Burger King have long marketed their burgers with the tag line “Have it your way”, a riposte to the supposed inflexibility of McDonald’s. The customer can choose what they want and how they want it, within reason and usually at extra cost. Recently they changed the slogan to ‘Be your way’, and the shift marks not only a development of their advertising but the further incorporation of individualism into everyday life.
It’s not so much ‘I think therefore I am’, but ‘I choose therefore I am’. The liberty to decide what to do, how to do it, or whether to do it – whatever it may be – has become society’s fundamental and inalienable right. Not just the customer is always right, but the customer has all the rights.

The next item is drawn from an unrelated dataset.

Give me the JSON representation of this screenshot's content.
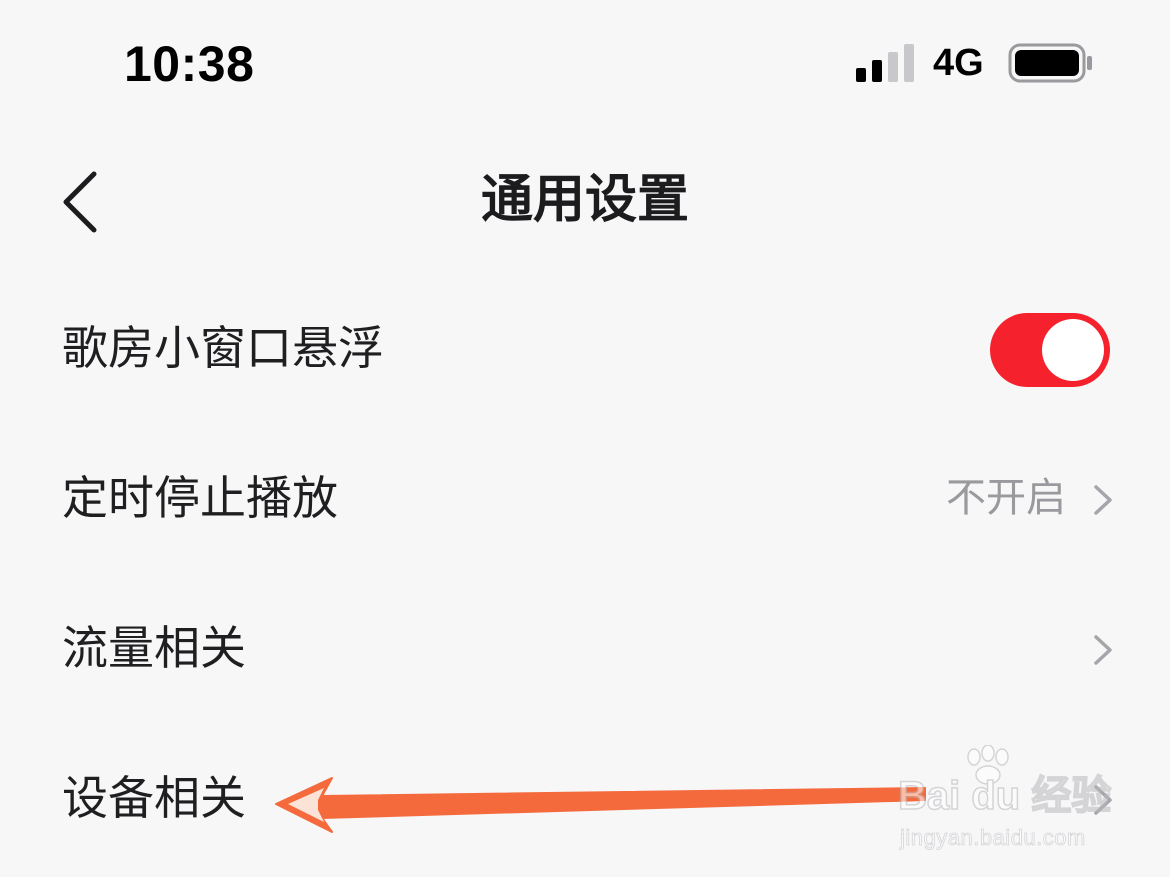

Cases on both sides of the Atlantic have brought the question of religious liberty to the fore in recent weeks. There was the case in America of a dog walker ‘firing’ a customer because they supported the legalisation of marijuana. Also in the States was the related issue of whether an employer should cover medical insurance for treatments which they had religious objections to. And in Northern Ireland a bakery is being taken to court by the Equality Commission for refusing to back a cake decorated to advocate for the legalisation of same sex marriage. Continue reading